[Start of Attachment]

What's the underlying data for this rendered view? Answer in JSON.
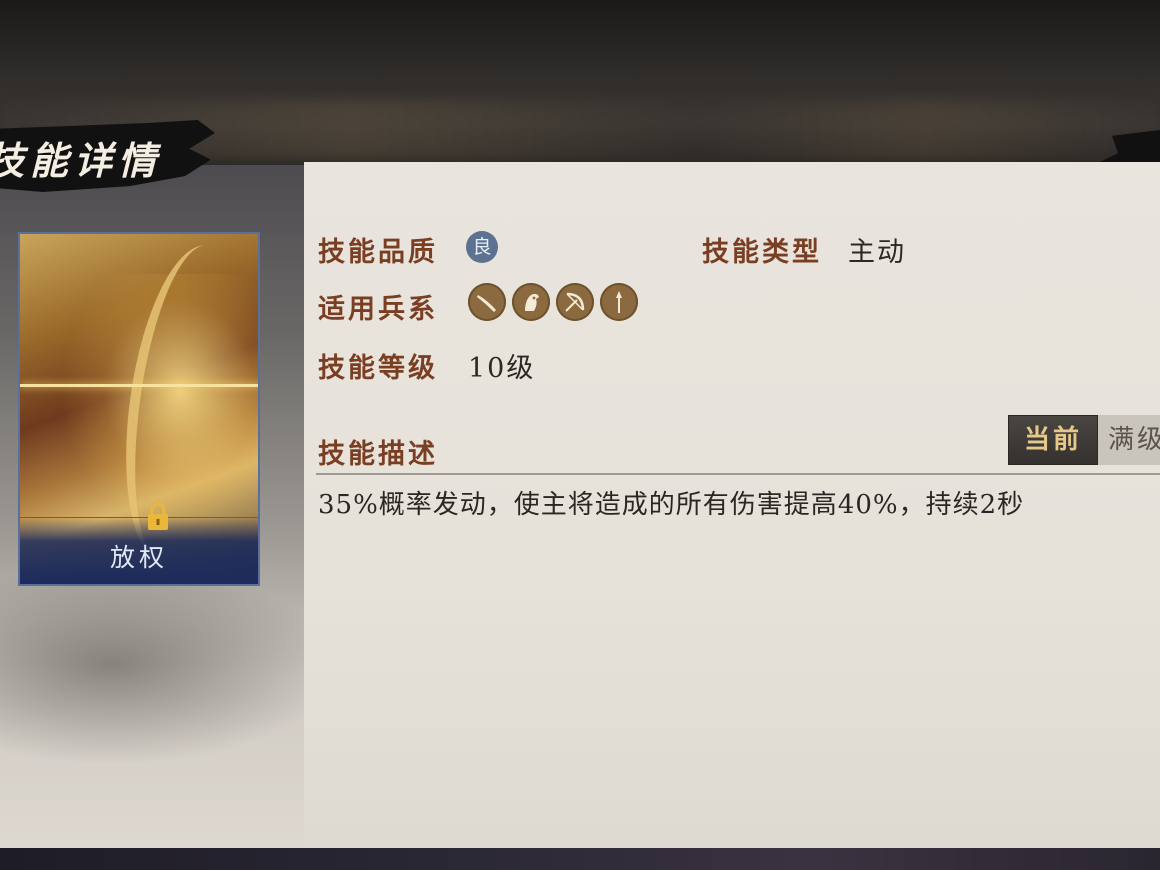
{
  "header": {
    "title": "技能详情"
  },
  "card": {
    "name": "放权"
  },
  "info": {
    "quality_label": "技能品质",
    "quality_badge": "良",
    "type_label": "技能类型",
    "type_value": "主动",
    "troops_label": "适用兵系",
    "troop_icons": [
      "infantry-blade-icon",
      "cavalry-horse-icon",
      "archer-bow-icon",
      "spear-icon"
    ],
    "level_label": "技能等级",
    "level_value": "10级"
  },
  "description": {
    "label": "技能描述",
    "tab_current": "当前",
    "tab_max": "满级",
    "text": "35%概率发动，使主将造成的所有伤害提高40%，持续2秒"
  },
  "colors": {
    "label": "#7a3f22",
    "quality_badge": "#5d7290",
    "troop_icon_bg": "#8a6a3e",
    "card_border": "#5a6f9c"
  }
}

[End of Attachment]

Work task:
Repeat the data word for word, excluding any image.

Solved exercise:
What's the underlying data for this rendered view? Answer in JSON.
{
  "header": {
    "title": "技能详情"
  },
  "card": {
    "name": "放权"
  },
  "info": {
    "quality_label": "技能品质",
    "quality_badge": "良",
    "type_label": "技能类型",
    "type_value": "主动",
    "troops_label": "适用兵系",
    "troop_icons": [
      "infantry-blade-icon",
      "cavalry-horse-icon",
      "archer-bow-icon",
      "spear-icon"
    ],
    "level_label": "技能等级",
    "level_value": "10级"
  },
  "description": {
    "label": "技能描述",
    "tab_current": "当前",
    "tab_max": "满级",
    "text": "35%概率发动，使主将造成的所有伤害提高40%，持续2秒"
  },
  "colors": {
    "label": "#7a3f22",
    "quality_badge": "#5d7290",
    "troop_icon_bg": "#8a6a3e",
    "card_border": "#5a6f9c"
  }
}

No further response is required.